_INSTRUCTIONS FOR THE TASK:_ Some lines of the records below include the word "main". Report how many, and write nothing besides the number.

_PROVIDED MATERIAL:_
________________________________________

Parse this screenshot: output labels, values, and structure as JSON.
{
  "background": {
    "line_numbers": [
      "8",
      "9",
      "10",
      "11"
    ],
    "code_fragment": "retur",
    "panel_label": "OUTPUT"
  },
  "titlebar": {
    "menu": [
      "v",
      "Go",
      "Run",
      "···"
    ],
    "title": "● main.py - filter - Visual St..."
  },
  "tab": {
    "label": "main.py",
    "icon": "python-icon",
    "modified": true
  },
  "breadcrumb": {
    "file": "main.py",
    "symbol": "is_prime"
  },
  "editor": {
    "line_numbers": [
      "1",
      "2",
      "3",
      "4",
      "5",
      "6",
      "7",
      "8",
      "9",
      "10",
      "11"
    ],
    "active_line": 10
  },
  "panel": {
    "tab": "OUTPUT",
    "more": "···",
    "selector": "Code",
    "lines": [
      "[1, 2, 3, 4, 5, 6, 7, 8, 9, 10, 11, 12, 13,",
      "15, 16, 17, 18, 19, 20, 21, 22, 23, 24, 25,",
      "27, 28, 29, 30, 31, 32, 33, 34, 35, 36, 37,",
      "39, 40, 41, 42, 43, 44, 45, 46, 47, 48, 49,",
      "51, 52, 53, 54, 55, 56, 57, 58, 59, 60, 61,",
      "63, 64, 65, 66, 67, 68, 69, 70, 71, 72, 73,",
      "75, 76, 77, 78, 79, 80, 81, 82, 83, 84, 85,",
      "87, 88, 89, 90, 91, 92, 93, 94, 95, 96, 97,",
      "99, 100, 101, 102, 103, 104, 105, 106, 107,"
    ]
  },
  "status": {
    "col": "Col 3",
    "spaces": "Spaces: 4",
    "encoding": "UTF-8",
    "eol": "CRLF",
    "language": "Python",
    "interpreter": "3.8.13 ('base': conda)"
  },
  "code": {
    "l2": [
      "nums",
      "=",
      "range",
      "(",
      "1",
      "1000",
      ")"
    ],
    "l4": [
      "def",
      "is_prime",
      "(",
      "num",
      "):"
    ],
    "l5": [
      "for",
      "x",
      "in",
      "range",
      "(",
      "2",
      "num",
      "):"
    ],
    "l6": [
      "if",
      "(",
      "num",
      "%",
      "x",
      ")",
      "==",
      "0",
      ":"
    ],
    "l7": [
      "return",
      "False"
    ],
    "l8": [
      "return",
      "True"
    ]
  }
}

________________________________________

_FINISHED TASK:_ 3